*** DATA Section Begins ***
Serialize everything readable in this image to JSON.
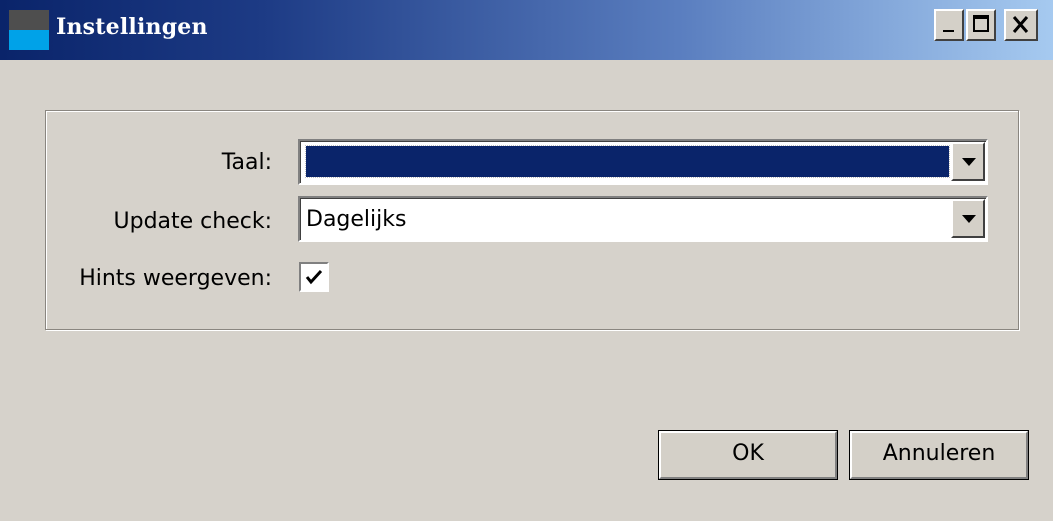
{
  "window": {
    "title": "Instellingen",
    "controls": [
      "minimize-icon",
      "maximize-icon",
      "close-icon"
    ]
  },
  "form": {
    "language": {
      "label": "Taal:",
      "value": ""
    },
    "update_check": {
      "label": "Update check:",
      "value": "Dagelijks"
    },
    "hints": {
      "label": "Hints weergeven:",
      "checked": true
    }
  },
  "buttons": {
    "ok": "OK",
    "cancel": "Annuleren"
  },
  "colors": {
    "titlebar_start": "#0a246a",
    "titlebar_end": "#a6caf0",
    "selection": "#0a246a",
    "face": "#d6d2cb"
  }
}
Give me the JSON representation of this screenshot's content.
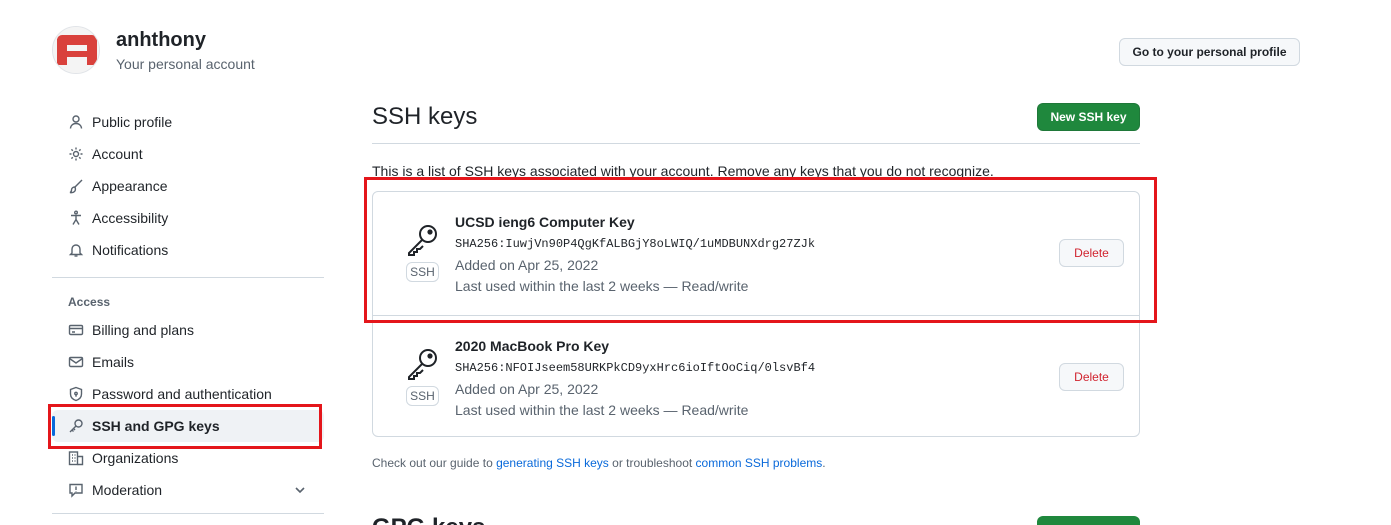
{
  "header": {
    "username": "anhthony",
    "subtitle": "Your personal account",
    "profile_button": "Go to your personal profile"
  },
  "sidebar": {
    "items_top": [
      {
        "label": "Public profile",
        "icon": "person-icon"
      },
      {
        "label": "Account",
        "icon": "gear-icon"
      },
      {
        "label": "Appearance",
        "icon": "paintbrush-icon"
      },
      {
        "label": "Accessibility",
        "icon": "accessibility-icon"
      },
      {
        "label": "Notifications",
        "icon": "bell-icon"
      }
    ],
    "access_heading": "Access",
    "items_access": [
      {
        "label": "Billing and plans",
        "icon": "credit-card-icon"
      },
      {
        "label": "Emails",
        "icon": "mail-icon"
      },
      {
        "label": "Password and authentication",
        "icon": "shield-lock-icon"
      },
      {
        "label": "SSH and GPG keys",
        "icon": "key-icon",
        "active": true
      },
      {
        "label": "Organizations",
        "icon": "organization-icon"
      },
      {
        "label": "Moderation",
        "icon": "report-icon"
      }
    ]
  },
  "main": {
    "title": "SSH keys",
    "new_button": "New SSH key",
    "intro": "This is a list of SSH keys associated with your account. Remove any keys that you do not recognize.",
    "keys": [
      {
        "title": "UCSD ieng6 Computer Key",
        "fingerprint": "SHA256:IuwjVn90P4QgKfALBGjY8oLWIQ/1uMDBUNXdrg27ZJk",
        "added": "Added on Apr 25, 2022",
        "last_used": "Last used within the last 2 weeks — Read/write",
        "type_label": "SSH",
        "delete_label": "Delete"
      },
      {
        "title": "2020 MacBook Pro Key",
        "fingerprint": "SHA256:NFOIJseem58URKPkCD9yxHrc6ioIftOoCiq/0lsvBf4",
        "added": "Added on Apr 25, 2022",
        "last_used": "Last used within the last 2 weeks — Read/write",
        "type_label": "SSH",
        "delete_label": "Delete"
      }
    ],
    "footer": {
      "prefix": "Check out our guide to ",
      "link1": "generating SSH keys",
      "middle": " or troubleshoot ",
      "link2": "common SSH problems",
      "suffix": "."
    },
    "gpg_title": "GPG keys"
  },
  "colors": {
    "accent": "#0969da",
    "primary_button": "#1f883d",
    "danger": "#d1242f",
    "highlight_box": "#e4161b"
  }
}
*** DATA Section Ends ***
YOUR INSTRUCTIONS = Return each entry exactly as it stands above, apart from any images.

RESPONSE BOX =
Serialize everything readable in this image to JSON.
{
  "window": {
    "title": "Instellingen",
    "controls": [
      "minimize-icon",
      "maximize-icon",
      "close-icon"
    ]
  },
  "form": {
    "language": {
      "label": "Taal:",
      "value": ""
    },
    "update_check": {
      "label": "Update check:",
      "value": "Dagelijks"
    },
    "hints": {
      "label": "Hints weergeven:",
      "checked": true
    }
  },
  "buttons": {
    "ok": "OK",
    "cancel": "Annuleren"
  },
  "colors": {
    "titlebar_start": "#0a246a",
    "titlebar_end": "#a6caf0",
    "selection": "#0a246a",
    "face": "#d6d2cb"
  }
}
Give me the JSON representation of this screenshot's content.
{
  "header": {
    "username": "anhthony",
    "subtitle": "Your personal account",
    "profile_button": "Go to your personal profile"
  },
  "sidebar": {
    "items_top": [
      {
        "label": "Public profile",
        "icon": "person-icon"
      },
      {
        "label": "Account",
        "icon": "gear-icon"
      },
      {
        "label": "Appearance",
        "icon": "paintbrush-icon"
      },
      {
        "label": "Accessibility",
        "icon": "accessibility-icon"
      },
      {
        "label": "Notifications",
        "icon": "bell-icon"
      }
    ],
    "access_heading": "Access",
    "items_access": [
      {
        "label": "Billing and plans",
        "icon": "credit-card-icon"
      },
      {
        "label": "Emails",
        "icon": "mail-icon"
      },
      {
        "label": "Password and authentication",
        "icon": "shield-lock-icon"
      },
      {
        "label": "SSH and GPG keys",
        "icon": "key-icon",
        "active": true
      },
      {
        "label": "Organizations",
        "icon": "organization-icon"
      },
      {
        "label": "Moderation",
        "icon": "report-icon"
      }
    ]
  },
  "main": {
    "title": "SSH keys",
    "new_button": "New SSH key",
    "intro": "This is a list of SSH keys associated with your account. Remove any keys that you do not recognize.",
    "keys": [
      {
        "title": "UCSD ieng6 Computer Key",
        "fingerprint": "SHA256:IuwjVn90P4QgKfALBGjY8oLWIQ/1uMDBUNXdrg27ZJk",
        "added": "Added on Apr 25, 2022",
        "last_used": "Last used within the last 2 weeks — Read/write",
        "type_label": "SSH",
        "delete_label": "Delete"
      },
      {
        "title": "2020 MacBook Pro Key",
        "fingerprint": "SHA256:NFOIJseem58URKPkCD9yxHrc6ioIftOoCiq/0lsvBf4",
        "added": "Added on Apr 25, 2022",
        "last_used": "Last used within the last 2 weeks — Read/write",
        "type_label": "SSH",
        "delete_label": "Delete"
      }
    ],
    "footer": {
      "prefix": "Check out our guide to ",
      "link1": "generating SSH keys",
      "middle": " or troubleshoot ",
      "link2": "common SSH problems",
      "suffix": "."
    },
    "gpg_title": "GPG keys"
  },
  "colors": {
    "accent": "#0969da",
    "primary_button": "#1f883d",
    "danger": "#d1242f",
    "highlight_box": "#e4161b"
  }
}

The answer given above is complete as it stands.